Former president Donald Trump has in the past week threatened electoral defeat for Republicans who dismiss his election falsehoods, inserted himself into the Virginia governor’s race to the delight of Democrats, and promised to root out disloyal GOP officials in legislative primaries in Arizona and Michigan.
With more than a year to go before the midterm elections, the former president is leaving no corner of the party untouched as he moves to assert his dominance, both in public and behind the scenes. His stepped-up efforts create a conundrum for many of the party’s strategists and lawmakers, who believe they could have a banner election year in 2022 if they keep the focus on President Biden and his agenda.
But Trump has repeatedly turned the focus back onto the 2020 election.
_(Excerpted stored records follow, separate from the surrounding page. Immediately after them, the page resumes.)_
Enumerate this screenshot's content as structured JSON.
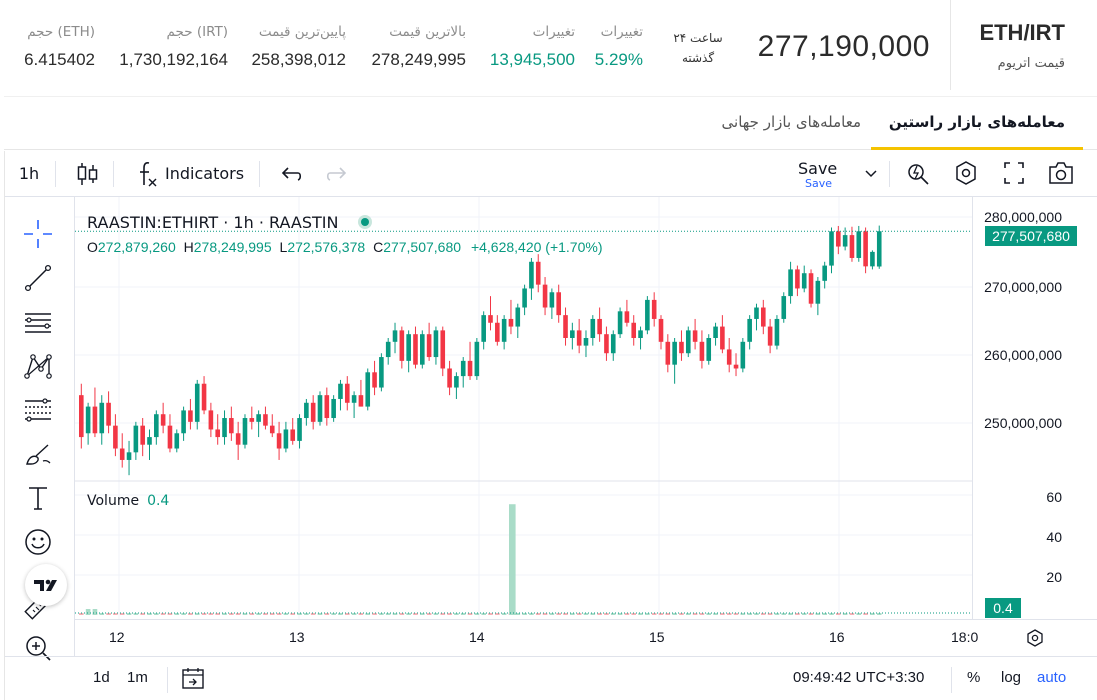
{
  "header": {
    "pair": "ETH/IRT",
    "pair_subtitle": "قیمت اتریوم",
    "last_price": "277,190,000",
    "period_line1": "۲۴ ساعت",
    "period_line2": "گذشته",
    "stats": [
      {
        "label": "تغییرات",
        "value": "5.29%",
        "color": "green"
      },
      {
        "label": "تغییرات",
        "value": "13,945,500",
        "color": "green"
      },
      {
        "label": "بالاترین قیمت",
        "value": "278,249,995",
        "color": ""
      },
      {
        "label": "پایین‌ترین قیمت",
        "value": "258,398,012",
        "color": ""
      },
      {
        "label": "حجم (IRT)",
        "value": "1,730,192,164",
        "color": ""
      },
      {
        "label": "حجم (ETH)",
        "value": "6.415402",
        "color": ""
      }
    ]
  },
  "tabs": [
    {
      "label": "معامله‌های بازار راستین",
      "active": true
    },
    {
      "label": "معامله‌های بازار جهانی",
      "active": false
    }
  ],
  "toolbar": {
    "interval": "1h",
    "indicators_label": "Indicators",
    "save_label": "Save",
    "save_sub": "Save"
  },
  "legend": {
    "symbol_line": "RAASTIN:ETHIRT · 1h · RAASTIN",
    "o_label": "O",
    "o_value": "272,879,260",
    "h_label": "H",
    "h_value": "278,249,995",
    "l_label": "L",
    "l_value": "272,576,378",
    "c_label": "C",
    "c_value": "277,507,680",
    "change": "+4,628,420 (+1.70%)",
    "volume_label": "Volume",
    "volume_value": "0.4"
  },
  "price_axis": {
    "labels": [
      "280,000,000",
      "270,000,000",
      "260,000,000",
      "250,000,000"
    ],
    "current_tag": "277,507,680"
  },
  "volume_axis": {
    "labels": [
      "60",
      "40",
      "20"
    ],
    "current_tag": "0.4"
  },
  "time_axis": {
    "labels": [
      "12",
      "13",
      "14",
      "15",
      "16",
      "18:0"
    ]
  },
  "bottombar": {
    "range_1d": "1d",
    "range_1m": "1m",
    "clock": "09:49:42 UTC+3:30",
    "percent": "%",
    "log": "log",
    "auto": "auto"
  },
  "colors": {
    "up": "#089981",
    "down": "#f23645",
    "accent": "#f5c300",
    "link": "#2962ff"
  },
  "chart_data": {
    "type": "candlestick",
    "symbol": "RAASTIN:ETHIRT",
    "interval": "1h",
    "ylim": [
      245000000,
      282000000
    ],
    "volume_ylim": [
      0,
      65
    ],
    "ohlc": [
      [
        256000000,
        257500000,
        249000000,
        250500000
      ],
      [
        251000000,
        255000000,
        249500000,
        254500000
      ],
      [
        254500000,
        257000000,
        250500000,
        251000000
      ],
      [
        251000000,
        256000000,
        249500000,
        255000000
      ],
      [
        255000000,
        256500000,
        251000000,
        252000000
      ],
      [
        252000000,
        253500000,
        248000000,
        249000000
      ],
      [
        249000000,
        251000000,
        246500000,
        247500000
      ],
      [
        247500000,
        250000000,
        245500000,
        248500000
      ],
      [
        248500000,
        252500000,
        247500000,
        252000000
      ],
      [
        252000000,
        253000000,
        248000000,
        249500000
      ],
      [
        249500000,
        251500000,
        247500000,
        250500000
      ],
      [
        250500000,
        254000000,
        249500000,
        253500000
      ],
      [
        253500000,
        255000000,
        251000000,
        252000000
      ],
      [
        252000000,
        253500000,
        248500000,
        249000000
      ],
      [
        249000000,
        251500000,
        248500000,
        251000000
      ],
      [
        251000000,
        254500000,
        250000000,
        254000000
      ],
      [
        254000000,
        255500000,
        251500000,
        252500000
      ],
      [
        252500000,
        258000000,
        251500000,
        257500000
      ],
      [
        257500000,
        258500000,
        253500000,
        254000000
      ],
      [
        254000000,
        255000000,
        250500000,
        251500000
      ],
      [
        251500000,
        253500000,
        249500000,
        250500000
      ],
      [
        250500000,
        254000000,
        249500000,
        253000000
      ],
      [
        253000000,
        254500000,
        250000000,
        251000000
      ],
      [
        251000000,
        252500000,
        247500000,
        249500000
      ],
      [
        249500000,
        253500000,
        249000000,
        253000000
      ],
      [
        253000000,
        254500000,
        251500000,
        252500000
      ],
      [
        252500000,
        254000000,
        250500000,
        253500000
      ],
      [
        253500000,
        254500000,
        251500000,
        252000000
      ],
      [
        252000000,
        253500000,
        250500000,
        251000000
      ],
      [
        251000000,
        252500000,
        247500000,
        249000000
      ],
      [
        249000000,
        252500000,
        248500000,
        251500000
      ],
      [
        251500000,
        253000000,
        249500000,
        250000000
      ],
      [
        250000000,
        253500000,
        249000000,
        253000000
      ],
      [
        253000000,
        255500000,
        252000000,
        255000000
      ],
      [
        255000000,
        256000000,
        251500000,
        252500000
      ],
      [
        252500000,
        256500000,
        252000000,
        256000000
      ],
      [
        256000000,
        257000000,
        252000000,
        253000000
      ],
      [
        253000000,
        256000000,
        252500000,
        255500000
      ],
      [
        255500000,
        258000000,
        254000000,
        257500000
      ],
      [
        257500000,
        258500000,
        254000000,
        255000000
      ],
      [
        255000000,
        256500000,
        253000000,
        256000000
      ],
      [
        256000000,
        258000000,
        254500000,
        254500000
      ],
      [
        254500000,
        259500000,
        254000000,
        259000000
      ],
      [
        259000000,
        260500000,
        256000000,
        257000000
      ],
      [
        257000000,
        261500000,
        256500000,
        261000000
      ],
      [
        261000000,
        263500000,
        260000000,
        263000000
      ],
      [
        263000000,
        265500000,
        261500000,
        264500000
      ],
      [
        264500000,
        265000000,
        259500000,
        260500000
      ],
      [
        260500000,
        264500000,
        259000000,
        264000000
      ],
      [
        264000000,
        265000000,
        259500000,
        260000000
      ],
      [
        260000000,
        264500000,
        259500000,
        264000000
      ],
      [
        264000000,
        265500000,
        260500000,
        261000000
      ],
      [
        261000000,
        265000000,
        260000000,
        264500000
      ],
      [
        264500000,
        265000000,
        258500000,
        259500000
      ],
      [
        259500000,
        260500000,
        256000000,
        257000000
      ],
      [
        257000000,
        259000000,
        255500000,
        258500000
      ],
      [
        258500000,
        261000000,
        257000000,
        260500000
      ],
      [
        260500000,
        263000000,
        258000000,
        258500000
      ],
      [
        258500000,
        263500000,
        258000000,
        263000000
      ],
      [
        263000000,
        267000000,
        262000000,
        266500000
      ],
      [
        266500000,
        269000000,
        264500000,
        265500000
      ],
      [
        265500000,
        266500000,
        262500000,
        263000000
      ],
      [
        263000000,
        266500000,
        262000000,
        266000000
      ],
      [
        266000000,
        268500000,
        264000000,
        265000000
      ],
      [
        265000000,
        268000000,
        263500000,
        267500000
      ],
      [
        267500000,
        270500000,
        266500000,
        270000000
      ],
      [
        270000000,
        274000000,
        268500000,
        273500000
      ],
      [
        273500000,
        274500000,
        269500000,
        270500000
      ],
      [
        270500000,
        271500000,
        266500000,
        267500000
      ],
      [
        267500000,
        270000000,
        266000000,
        269500000
      ],
      [
        269500000,
        270500000,
        265500000,
        266500000
      ],
      [
        266500000,
        267500000,
        262500000,
        263500000
      ],
      [
        263500000,
        265500000,
        262000000,
        264500000
      ],
      [
        264500000,
        266000000,
        261500000,
        262500000
      ],
      [
        262500000,
        264500000,
        261000000,
        263500000
      ],
      [
        263500000,
        266500000,
        262500000,
        266000000
      ],
      [
        266000000,
        267500000,
        263000000,
        264000000
      ],
      [
        264000000,
        265000000,
        260500000,
        261500000
      ],
      [
        261500000,
        264500000,
        260500000,
        264000000
      ],
      [
        264000000,
        267500000,
        263500000,
        267000000
      ],
      [
        267000000,
        268500000,
        265000000,
        265500000
      ],
      [
        265500000,
        266500000,
        262500000,
        263500000
      ],
      [
        263500000,
        265000000,
        262000000,
        264500000
      ],
      [
        264500000,
        269000000,
        264000000,
        268500000
      ],
      [
        268500000,
        269500000,
        265000000,
        266000000
      ],
      [
        266000000,
        266500000,
        262000000,
        263000000
      ],
      [
        263000000,
        264000000,
        259000000,
        260000000
      ],
      [
        260000000,
        263500000,
        257500000,
        263000000
      ],
      [
        263000000,
        264500000,
        260500000,
        261500000
      ],
      [
        261500000,
        265000000,
        261000000,
        264500000
      ],
      [
        264500000,
        266000000,
        262000000,
        263000000
      ],
      [
        263000000,
        264500000,
        259500000,
        260500000
      ],
      [
        260500000,
        264000000,
        260000000,
        263500000
      ],
      [
        263500000,
        265500000,
        262500000,
        265000000
      ],
      [
        265000000,
        266500000,
        261500000,
        262000000
      ],
      [
        262000000,
        263500000,
        259000000,
        260000000
      ],
      [
        260000000,
        261500000,
        258500000,
        259500000
      ],
      [
        259500000,
        263500000,
        259000000,
        263000000
      ],
      [
        263000000,
        266500000,
        262000000,
        266000000
      ],
      [
        266000000,
        268000000,
        264500000,
        267500000
      ],
      [
        267500000,
        268500000,
        264000000,
        265000000
      ],
      [
        265000000,
        266000000,
        261500000,
        262500000
      ],
      [
        262500000,
        266500000,
        262000000,
        266000000
      ],
      [
        266000000,
        269500000,
        265500000,
        269000000
      ],
      [
        269000000,
        273500000,
        268000000,
        272500000
      ],
      [
        272500000,
        273000000,
        269000000,
        270000000
      ],
      [
        270000000,
        273000000,
        269500000,
        272000000
      ],
      [
        272000000,
        272500000,
        267500000,
        268000000
      ],
      [
        268000000,
        271500000,
        266500000,
        271000000
      ],
      [
        271000000,
        273500000,
        270000000,
        273000000
      ],
      [
        273000000,
        278000000,
        272000000,
        277500000
      ],
      [
        277500000,
        278200000,
        274500000,
        275500000
      ],
      [
        275500000,
        278000000,
        275000000,
        277000000
      ],
      [
        277000000,
        278100000,
        273500000,
        274000000
      ],
      [
        274000000,
        278200000,
        273500000,
        277500000
      ],
      [
        277500000,
        278000000,
        272000000,
        272900000
      ],
      [
        272900000,
        275000000,
        272500000,
        274800000
      ],
      [
        272879260,
        278249995,
        272576378,
        277507680
      ]
    ],
    "volume_spike": {
      "value": 60
    }
  }
}
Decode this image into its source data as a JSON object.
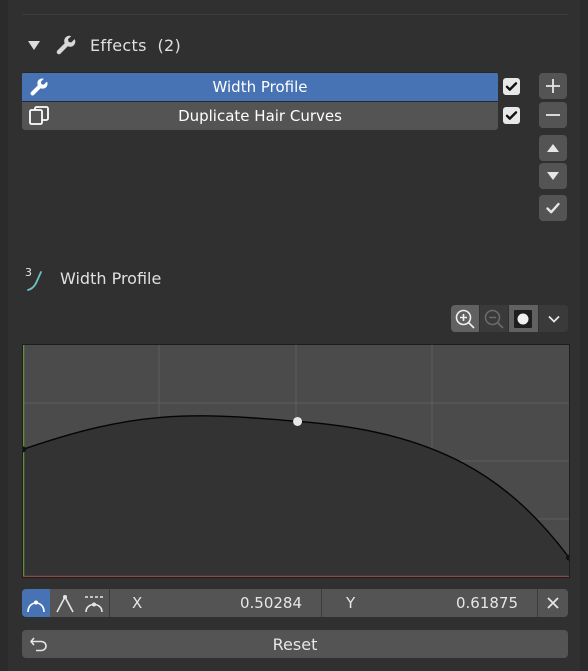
{
  "effects": {
    "title": "Effects",
    "count": "(2)"
  },
  "effect_list": [
    {
      "label": "Width Profile",
      "selected": true,
      "enabled": true,
      "icon": "wrench-icon"
    },
    {
      "label": "Duplicate Hair Curves",
      "selected": false,
      "enabled": true,
      "icon": "duplicate-icon"
    }
  ],
  "side_buttons": [
    "add-icon",
    "remove-icon",
    "move-up-icon",
    "move-down-icon",
    "apply-checkmark-icon"
  ],
  "width_profile": {
    "badge": "3",
    "title": "Width Profile"
  },
  "curve_tools": [
    "zoom-in-icon",
    "zoom-out-icon",
    "clip-toggle-icon",
    "chevron-down-icon"
  ],
  "curve": {
    "points": [
      [
        0.0,
        0.5
      ],
      [
        0.50284,
        0.61875
      ],
      [
        1.0,
        0.04
      ]
    ],
    "selected_index": 1
  },
  "handle_types": [
    "auto-handle-icon",
    "vector-handle-icon",
    "auto-clamped-handle-icon"
  ],
  "point_fields": {
    "x_label": "X",
    "x_value": "0.50284",
    "y_label": "Y",
    "y_value": "0.61875"
  },
  "reset": {
    "label": "Reset"
  },
  "colors": {
    "accent": "#4772b3",
    "button": "#545454",
    "panel": "#303030",
    "graph_bg": "#4b4b4b",
    "curve_fill": "#333333"
  }
}
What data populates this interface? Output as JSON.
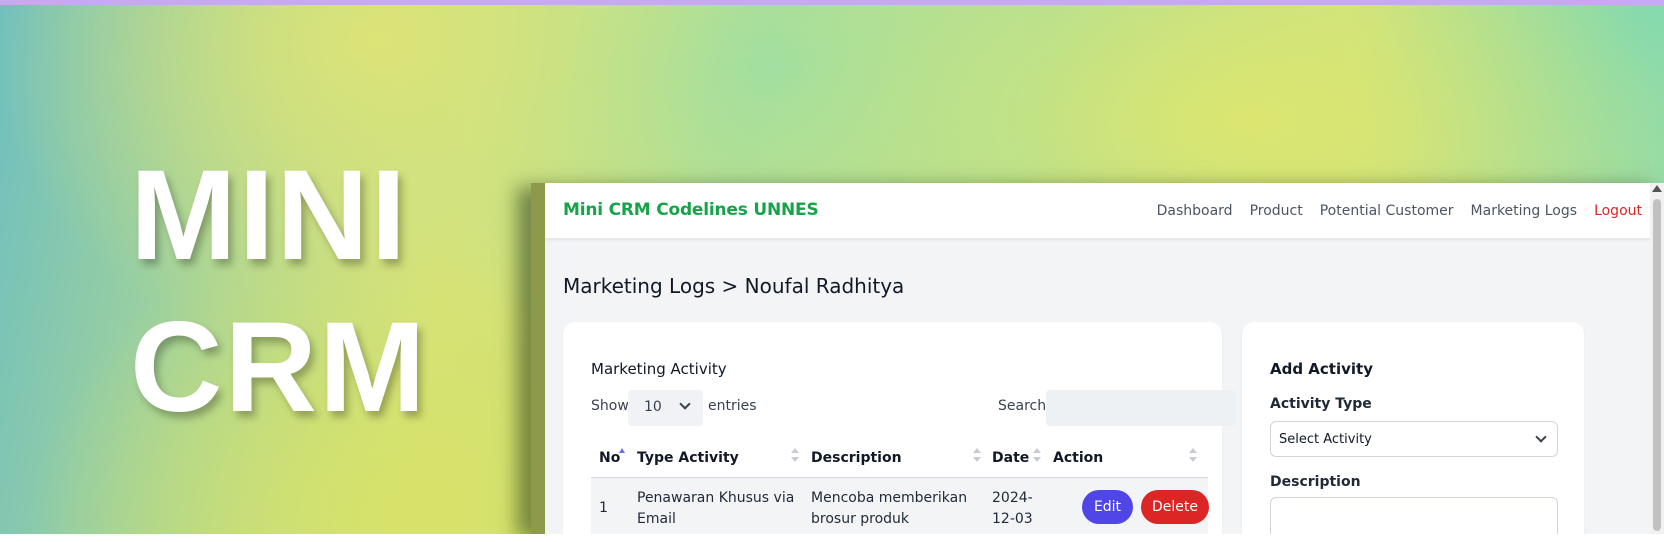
{
  "hero": {
    "line1": "MINI",
    "line2": "CRM"
  },
  "navbar": {
    "brand": "Mini CRM Codelines UNNES",
    "links": [
      "Dashboard",
      "Product",
      "Potential Customer",
      "Marketing Logs"
    ],
    "logout": "Logout"
  },
  "page": {
    "title": "Marketing Logs > Noufal Radhitya"
  },
  "activity_table": {
    "card_title": "Marketing Activity",
    "show_label": "Show",
    "entries_value": "10",
    "entries_label": "entries",
    "search_label": "Search:",
    "search_value": "",
    "headers": [
      "No",
      "Type Activity",
      "Description",
      "Date",
      "Action"
    ],
    "rows": [
      {
        "no": "1",
        "type_line1": "Penawaran Khusus via",
        "type_line2": "Email",
        "desc_line1": "Mencoba memberikan",
        "desc_line2": "brosur produk",
        "date_line1": "2024-",
        "date_line2": "12-03",
        "edit": "Edit",
        "delete": "Delete"
      }
    ]
  },
  "add_activity": {
    "title": "Add Activity",
    "type_label": "Activity Type",
    "type_value": "Select Activity",
    "description_label": "Description"
  },
  "colors": {
    "brand": "#16a34a",
    "logout": "#dc2626",
    "edit": "#4f46e5",
    "delete": "#dc2626"
  }
}
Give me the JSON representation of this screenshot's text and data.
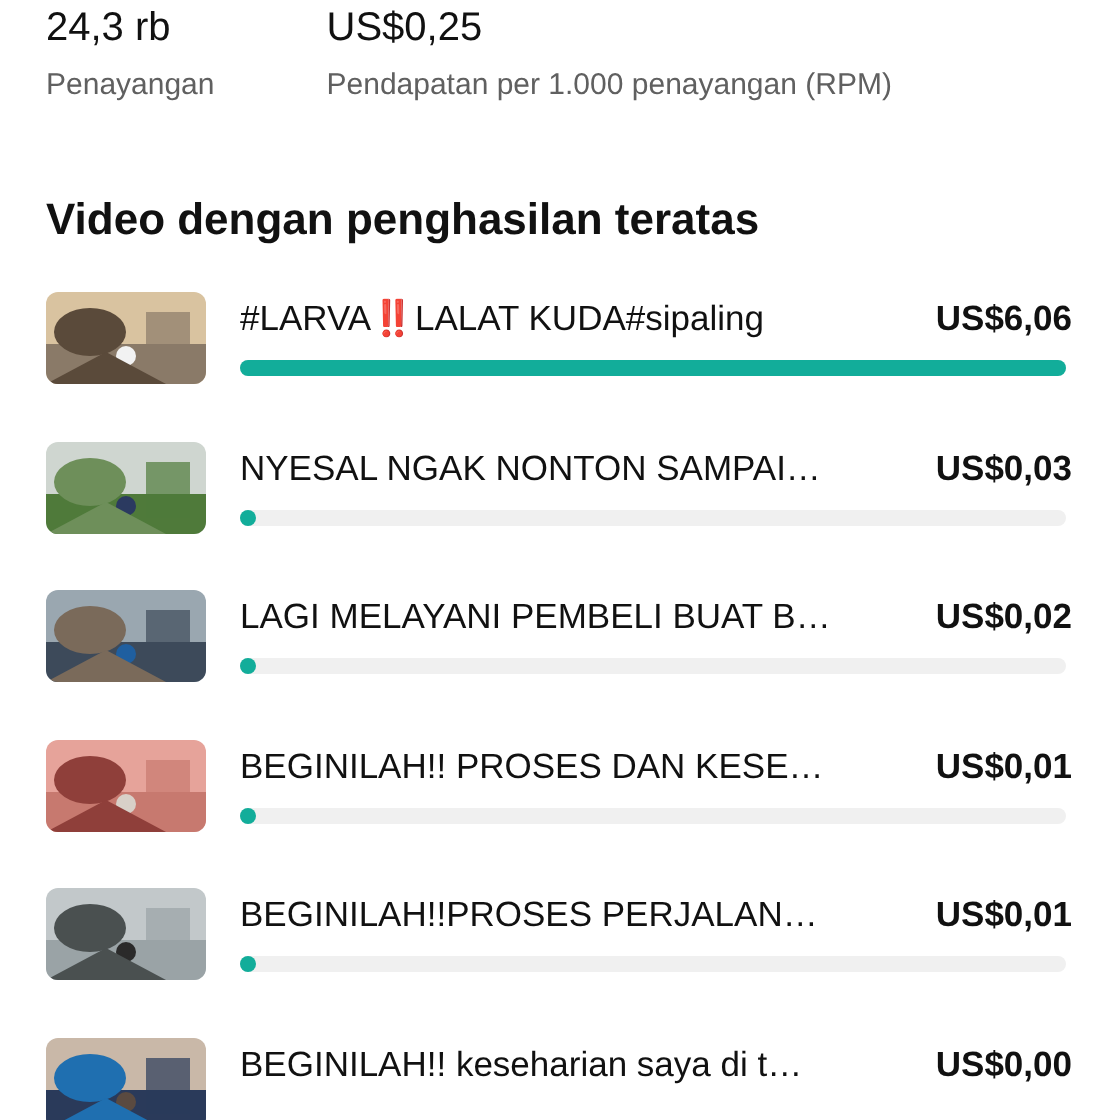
{
  "stats": [
    {
      "value": "24,3 rb",
      "label": "Penayangan"
    },
    {
      "value": "US$0,25",
      "label": "Pendapatan per 1.000 penayangan (RPM)"
    }
  ],
  "section_title": "Video dengan penghasilan teratas",
  "videos": [
    {
      "title": "#LARVA‼️LALAT KUDA#sipaling",
      "earnings": "US$6,06",
      "level": 1
    },
    {
      "title": "NYESAL NGAK NONTON SAMPAI…",
      "earnings": "US$0,03",
      "level": 0.005
    },
    {
      "title": "LAGI MELAYANI PEMBELI BUAT B…",
      "earnings": "US$0,02",
      "level": 0.003
    },
    {
      "title": "BEGINILAH!! PROSES DAN KESE…",
      "earnings": "US$0,01",
      "level": 0.002
    },
    {
      "title": "BEGINILAH!!PROSES PERJALAN…",
      "earnings": "US$0,01",
      "level": 0.002
    },
    {
      "title": "BEGINILAH!! keseharian saya di t…",
      "earnings": "US$0,00"
    }
  ]
}
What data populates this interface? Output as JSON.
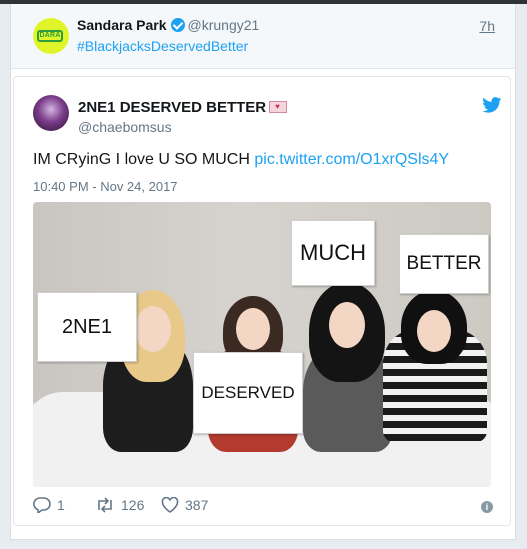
{
  "reply": {
    "name": "Sandara Park",
    "handle": "@krungy21",
    "time": "7h",
    "text": "#BlackjacksDeservedBetter",
    "avatar_logo_text": "DARA"
  },
  "quoted": {
    "name": "2NE1 DESERVED BETTER",
    "handle": "@chaebomsus",
    "text": "IM CRyinG I love U SO MUCH ",
    "link": "pic.twitter.com/O1xrQSls4Y",
    "date": "10:40 PM - Nov 24, 2017"
  },
  "photo_signs": {
    "sign1": "2NE1",
    "sign2": "DESERVED",
    "sign3": "MUCH",
    "sign4": "BETTER"
  },
  "actions": {
    "replies": "1",
    "retweets": "126",
    "likes": "387"
  },
  "colors": {
    "accent": "#1da1f2",
    "muted": "#657786",
    "background": "#e6ecf0"
  },
  "icons": [
    "verified-badge-icon",
    "envelope-heart-emoji-icon",
    "twitter-bird-icon",
    "reply-icon",
    "retweet-icon",
    "like-icon",
    "info-icon"
  ]
}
He moved into new territory Wednesday when he released a statement threatening the GOP with ballot-box repercussions if candidates do not embrace his false claims that the White House race was rigged.
“If we don’t solve the Presidential Election Fraud of 2020 (which we have thoroughly and conclusively documented), Republicans will not be voting in ’22 or ’24,” Trump said, part of a barrage of statements on the election and the Jan. 6 Capitol attack that he sent out this week. “It is the single most important thing for Republicans to do.”
The former president’s threat drew winces among GOP operatives and U.S. senators gathered for a donor retreat for the National Republican Senatorial Committee (NRSC) in Palm Beach, Fla., this week. Many still blame Trump for the loss of two U.S. Senate seats in Georgia in runoff elections early this year, saying his false claims of fraudulent ballots kept people from coming to the polls.
“It gives everyone cold sweats over the Georgia situation and the prospect he could have some impact again,” said one top party strategist, who like others interviewed for this report, spoke on the condition of anonymity to describe private conversations.
Already, many GOP candidates are following Trump’s lead, echoing false allegations that the election results were manipulated and raising the prospect that fraud will taint other elections.
In a private speech at the retreat Thursday, Trump cast himself as the GOP’s savior, saying he had brought the party back from the brink of disaster and helped Republicans hold seats on Capitol Hill — failing to mention that the party lost the White House and control of both the House and Senate under his presidency.
“It was a dying party, I’ll be honest. Now we have a very lively party,” he said, to a room of senators, donors and lobbyists, according to a recording of the event obtained by The Washington Post, before boasting of all the endorsements and telephone town halls he had done in the 2020 cycle.
He then railed against Republicans who had spoken negatively about him — naming Sens. Mitt Romney (Utah) and Ben Sasse (Neb.) at an event paid for by the NRSC — and urged the party to “stick together,” with Trump as the de facto leader.
“They cheat like hell, and they stick together,” Trump said of Democrats. “The Republican Party has to stick together.”
And he reiterated his claims that the 2020 vote was tainted by fraud, praising GOP-controlled states that have passed new voting restrictions since then.
“It’s a terrible thing what they did in Georgia and other states,” he said.
“You look at Texas, you look at a lot of states — they are correcting all the ways we were all abused over the last election . . . last two elections if you think about it,” Trump added.
In a statement Thursday, Trump spokesman Taylor Budowich said, “There is no one in the country that does more to increase voter engagement and participation than President Trump. Through his endorsements and massive Save America rallies, President Trump is single-handedly rebuilding the Republican Party at the ballot box.”
Everyone left in the GOP works for Donald Trump now, or he'll pull the plug on the ones who don't play ball. He knows he can get away with it, too.
What are they going to do, tell him no?
As I said earlier this month, the one thing that needs to happen to allow Dems to keep Congress in the midterms is happening in a deluge right now, and that's Donald Trump unleashed on the GOP and purging anyone who might be able to win a competitive general election.
I'm glad he's back. Voting against him is the one thing that might unite everyone else.